### What is expected
All of the records that follow need to be copied word for word, without the pictures.

### Dataset entries

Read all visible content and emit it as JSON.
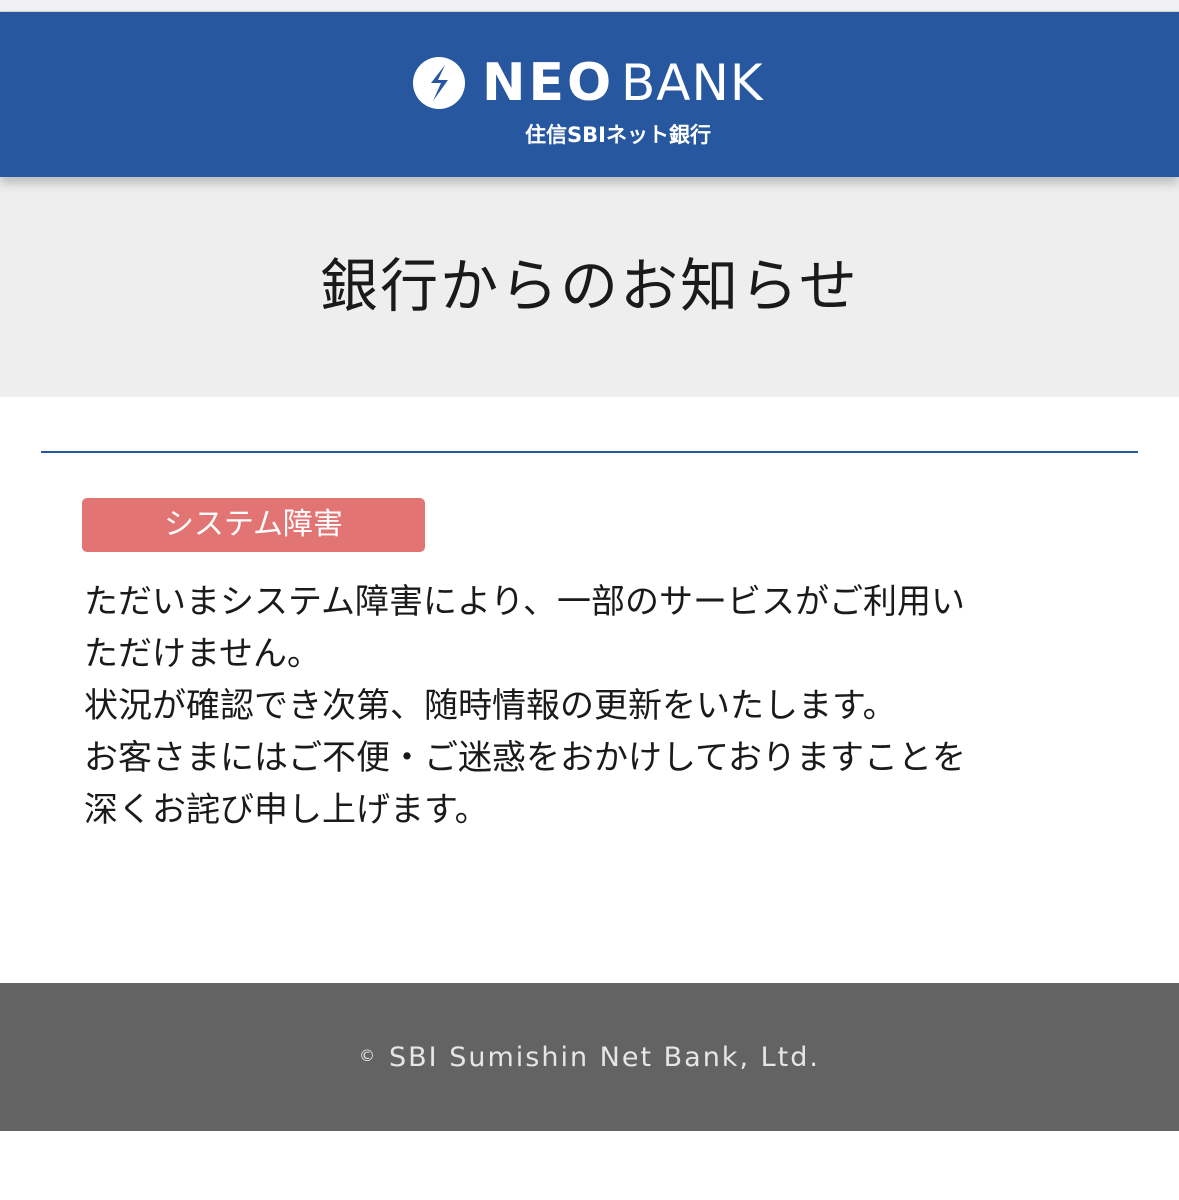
{
  "header": {
    "logo_neo": "NEO",
    "logo_bank": "BANK",
    "logo_sub": "住信SBIネット銀行",
    "logo_icon": "neobank-s-mark-icon",
    "background_color": "#26579f"
  },
  "page": {
    "title": "銀行からのお知らせ"
  },
  "notice": {
    "badge": "システム障害",
    "badge_color": "#e27573",
    "lines": [
      "ただいまシステム障害により、一部のサービスがご利用い",
      "ただけません。",
      "状況が確認でき次第、随時情報の更新をいたします。",
      "お客さまにはご不便・ご迷惑をおかけしておりますことを",
      "深くお詫び申し上げます。"
    ]
  },
  "footer": {
    "copyright_symbol": "©",
    "copyright_text": "SBI Sumishin Net Bank, Ltd."
  }
}
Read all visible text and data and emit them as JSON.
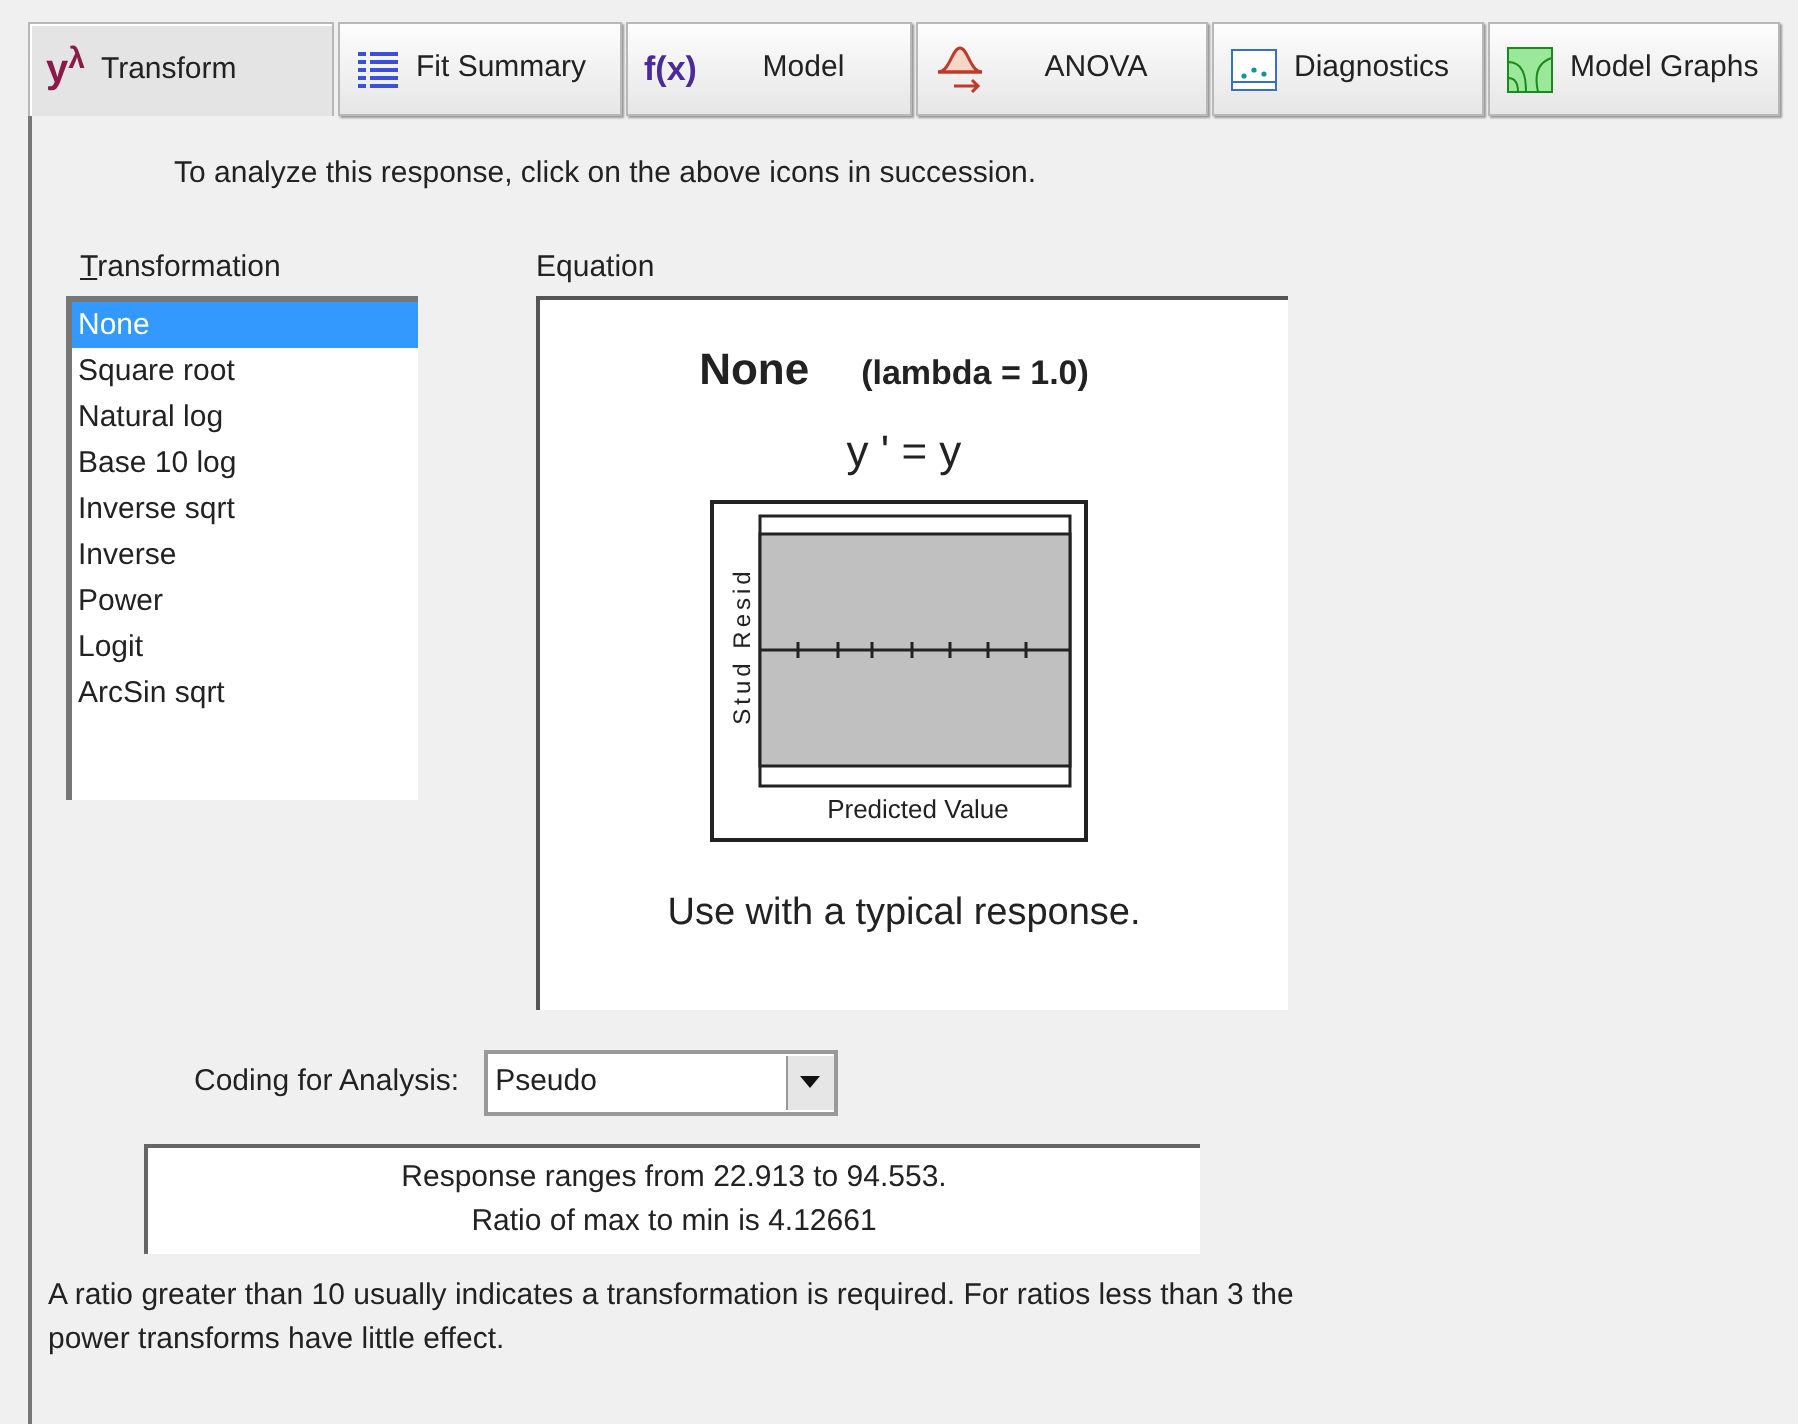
{
  "tabs": [
    {
      "kind": "lambda",
      "icon_text": "y$^{λ}$",
      "label": "Transform",
      "selected": true
    },
    {
      "kind": "table",
      "label": "Fit Summary",
      "selected": false
    },
    {
      "kind": "fx",
      "icon_text": "f(x)",
      "label": "Model",
      "selected": false
    },
    {
      "kind": "curve",
      "label": "ANOVA",
      "selected": false
    },
    {
      "kind": "scatter",
      "label": "Diagnostics",
      "selected": false
    },
    {
      "kind": "contour",
      "label": "Model Graphs",
      "selected": false
    }
  ],
  "instruction": "To analyze this response, click on the above icons in succession.",
  "transformation": {
    "label": "Transformation",
    "items": [
      {
        "label": "None",
        "selected": true
      },
      {
        "label": "Square root",
        "selected": false
      },
      {
        "label": "Natural log",
        "selected": false
      },
      {
        "label": "Base 10 log",
        "selected": false
      },
      {
        "label": "Inverse sqrt",
        "selected": false
      },
      {
        "label": "Inverse",
        "selected": false
      },
      {
        "label": "Power",
        "selected": false
      },
      {
        "label": "Logit",
        "selected": false
      },
      {
        "label": "ArcSin sqrt",
        "selected": false
      }
    ]
  },
  "equation": {
    "label": "Equation",
    "name": "None",
    "lambda": "(lambda = 1.0)",
    "formula": "y ' = y",
    "plot": {
      "ylabel": "Stud Resid",
      "xlabel": "Predicted Value"
    },
    "note": "Use with a typical response."
  },
  "coding": {
    "label": "Coding for Analysis:",
    "value": "Pseudo"
  },
  "response_info": [
    "Response ranges from 22.913 to 94.553.",
    "Ratio of max to min is 4.12661"
  ],
  "footer": "A ratio greater than 10 usually indicates a transformation is required.  For ratios less than 3 the power transforms have little effect."
}
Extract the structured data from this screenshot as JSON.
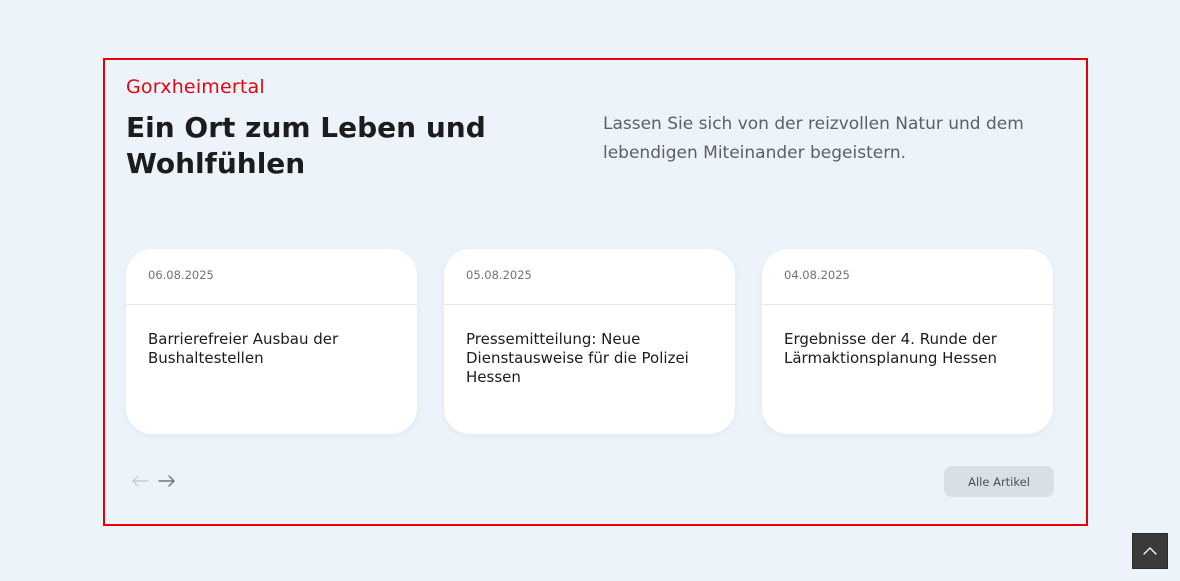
{
  "section": {
    "kicker": "Gorxheimertal",
    "title": "Ein Ort zum Leben und Wohlfühlen",
    "intro": "Lassen Sie sich von der reizvollen Natur und dem lebendigen Miteinander begeistern."
  },
  "articles": [
    {
      "date": "06.08.2025",
      "headline": "Barrierefreier Ausbau der Bushaltestellen"
    },
    {
      "date": "05.08.2025",
      "headline": "Pressemitteilung: Neue Dienstausweise für die Polizei Hessen"
    },
    {
      "date": "04.08.2025",
      "headline": "Ergebnisse der 4. Runde der Lärmaktionsplanung Hessen"
    }
  ],
  "controls": {
    "prev_icon": "arrow-left-icon",
    "next_icon": "arrow-right-icon",
    "all_articles_label": "Alle Artikel",
    "scroll_top_icon": "chevron-up-icon"
  },
  "colors": {
    "accent": "#e30613",
    "background": "#edf3fa",
    "card": "#ffffff",
    "button_bg": "#d8dfe5",
    "scroll_top_bg": "#3a3a3a"
  }
}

### Task answer
Read all visible content and emit it as JSON.
{
  "header": {
    "logo_neo": "NEO",
    "logo_bank": "BANK",
    "logo_sub": "住信SBIネット銀行",
    "logo_icon": "neobank-s-mark-icon",
    "background_color": "#26579f"
  },
  "page": {
    "title": "銀行からのお知らせ"
  },
  "notice": {
    "badge": "システム障害",
    "badge_color": "#e27573",
    "lines": [
      "ただいまシステム障害により、一部のサービスがご利用い",
      "ただけません。",
      "状況が確認でき次第、随時情報の更新をいたします。",
      "お客さまにはご不便・ご迷惑をおかけしておりますことを",
      "深くお詫び申し上げます。"
    ]
  },
  "footer": {
    "copyright_symbol": "©",
    "copyright_text": "SBI Sumishin Net Bank, Ltd."
  }
}
Read all visible text and data and emit them as JSON.
{
  "tabs": [
    {
      "kind": "lambda",
      "icon_text": "y$^{λ}$",
      "label": "Transform",
      "selected": true
    },
    {
      "kind": "table",
      "label": "Fit Summary",
      "selected": false
    },
    {
      "kind": "fx",
      "icon_text": "f(x)",
      "label": "Model",
      "selected": false
    },
    {
      "kind": "curve",
      "label": "ANOVA",
      "selected": false
    },
    {
      "kind": "scatter",
      "label": "Diagnostics",
      "selected": false
    },
    {
      "kind": "contour",
      "label": "Model Graphs",
      "selected": false
    }
  ],
  "instruction": "To analyze this response, click on the above icons in succession.",
  "transformation": {
    "label": "Transformation",
    "items": [
      {
        "label": "None",
        "selected": true
      },
      {
        "label": "Square root",
        "selected": false
      },
      {
        "label": "Natural log",
        "selected": false
      },
      {
        "label": "Base 10 log",
        "selected": false
      },
      {
        "label": "Inverse sqrt",
        "selected": false
      },
      {
        "label": "Inverse",
        "selected": false
      },
      {
        "label": "Power",
        "selected": false
      },
      {
        "label": "Logit",
        "selected": false
      },
      {
        "label": "ArcSin sqrt",
        "selected": false
      }
    ]
  },
  "equation": {
    "label": "Equation",
    "name": "None",
    "lambda": "(lambda = 1.0)",
    "formula": "y ' = y",
    "plot": {
      "ylabel": "Stud Resid",
      "xlabel": "Predicted Value"
    },
    "note": "Use with a typical response."
  },
  "coding": {
    "label": "Coding for Analysis:",
    "value": "Pseudo"
  },
  "response_info": [
    "Response ranges from 22.913 to 94.553.",
    "Ratio of max to min is 4.12661"
  ],
  "footer": "A ratio greater than 10 usually indicates a transformation is required.  For ratios less than 3 the power transforms have little effect."
}
Extract the structured data from this screenshot as JSON.
{
  "section": {
    "kicker": "Gorxheimertal",
    "title": "Ein Ort zum Leben und Wohlfühlen",
    "intro": "Lassen Sie sich von der reizvollen Natur und dem lebendigen Miteinander begeistern."
  },
  "articles": [
    {
      "date": "06.08.2025",
      "headline": "Barrierefreier Ausbau der Bushaltestellen"
    },
    {
      "date": "05.08.2025",
      "headline": "Pressemitteilung: Neue Dienstausweise für die Polizei Hessen"
    },
    {
      "date": "04.08.2025",
      "headline": "Ergebnisse der 4. Runde der Lärmaktionsplanung Hessen"
    }
  ],
  "controls": {
    "prev_icon": "arrow-left-icon",
    "next_icon": "arrow-right-icon",
    "all_articles_label": "Alle Artikel",
    "scroll_top_icon": "chevron-up-icon"
  },
  "colors": {
    "accent": "#e30613",
    "background": "#edf3fa",
    "card": "#ffffff",
    "button_bg": "#d8dfe5",
    "scroll_top_bg": "#3a3a3a"
  }
}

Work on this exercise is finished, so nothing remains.